--- Supplied records ---
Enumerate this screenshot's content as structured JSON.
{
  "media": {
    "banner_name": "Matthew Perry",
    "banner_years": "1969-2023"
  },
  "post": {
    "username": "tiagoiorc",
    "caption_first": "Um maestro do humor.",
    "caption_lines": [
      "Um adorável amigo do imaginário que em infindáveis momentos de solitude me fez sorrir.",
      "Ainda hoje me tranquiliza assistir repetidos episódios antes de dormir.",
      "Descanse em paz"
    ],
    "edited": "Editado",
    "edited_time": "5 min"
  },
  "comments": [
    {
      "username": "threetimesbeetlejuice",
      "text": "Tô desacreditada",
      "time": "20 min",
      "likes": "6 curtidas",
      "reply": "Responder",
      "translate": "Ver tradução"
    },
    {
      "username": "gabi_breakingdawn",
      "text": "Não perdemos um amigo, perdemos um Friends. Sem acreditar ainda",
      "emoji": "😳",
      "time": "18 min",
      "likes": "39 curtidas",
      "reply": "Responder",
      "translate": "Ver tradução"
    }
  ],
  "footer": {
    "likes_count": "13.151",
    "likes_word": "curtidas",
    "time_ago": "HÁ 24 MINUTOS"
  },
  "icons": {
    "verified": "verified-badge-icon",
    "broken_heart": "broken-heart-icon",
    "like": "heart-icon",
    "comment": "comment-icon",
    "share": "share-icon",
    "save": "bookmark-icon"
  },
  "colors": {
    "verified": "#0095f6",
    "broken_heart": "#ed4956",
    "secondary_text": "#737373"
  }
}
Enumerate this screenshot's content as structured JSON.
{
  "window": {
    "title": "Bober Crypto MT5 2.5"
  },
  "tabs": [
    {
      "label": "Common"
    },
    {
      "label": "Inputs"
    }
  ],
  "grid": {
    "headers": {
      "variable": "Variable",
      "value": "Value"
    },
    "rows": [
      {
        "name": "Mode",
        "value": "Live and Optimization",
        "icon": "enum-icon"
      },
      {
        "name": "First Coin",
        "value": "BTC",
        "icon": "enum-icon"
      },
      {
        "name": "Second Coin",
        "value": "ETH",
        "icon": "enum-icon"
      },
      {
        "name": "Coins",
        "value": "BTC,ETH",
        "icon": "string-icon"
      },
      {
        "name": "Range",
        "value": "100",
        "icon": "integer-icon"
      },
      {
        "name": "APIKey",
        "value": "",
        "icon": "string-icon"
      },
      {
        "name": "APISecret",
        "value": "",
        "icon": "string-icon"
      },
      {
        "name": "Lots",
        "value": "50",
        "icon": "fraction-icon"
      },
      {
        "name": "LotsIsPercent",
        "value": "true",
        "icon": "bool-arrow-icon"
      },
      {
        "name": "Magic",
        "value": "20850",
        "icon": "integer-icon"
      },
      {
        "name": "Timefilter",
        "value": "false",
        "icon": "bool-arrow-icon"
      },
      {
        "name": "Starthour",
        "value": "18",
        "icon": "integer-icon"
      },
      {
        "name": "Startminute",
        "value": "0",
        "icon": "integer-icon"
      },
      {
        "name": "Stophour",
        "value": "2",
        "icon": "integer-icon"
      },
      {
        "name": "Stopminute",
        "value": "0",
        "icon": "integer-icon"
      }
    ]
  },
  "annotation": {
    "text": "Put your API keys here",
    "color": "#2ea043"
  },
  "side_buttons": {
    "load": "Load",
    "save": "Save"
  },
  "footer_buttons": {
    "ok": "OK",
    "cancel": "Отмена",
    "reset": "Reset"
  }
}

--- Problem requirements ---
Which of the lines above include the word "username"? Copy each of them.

--- Task answer ---
    "username": "tiagoiorc",
      "username": "threetimesbeetlejuice",
      "username": "gabi_breakingdawn",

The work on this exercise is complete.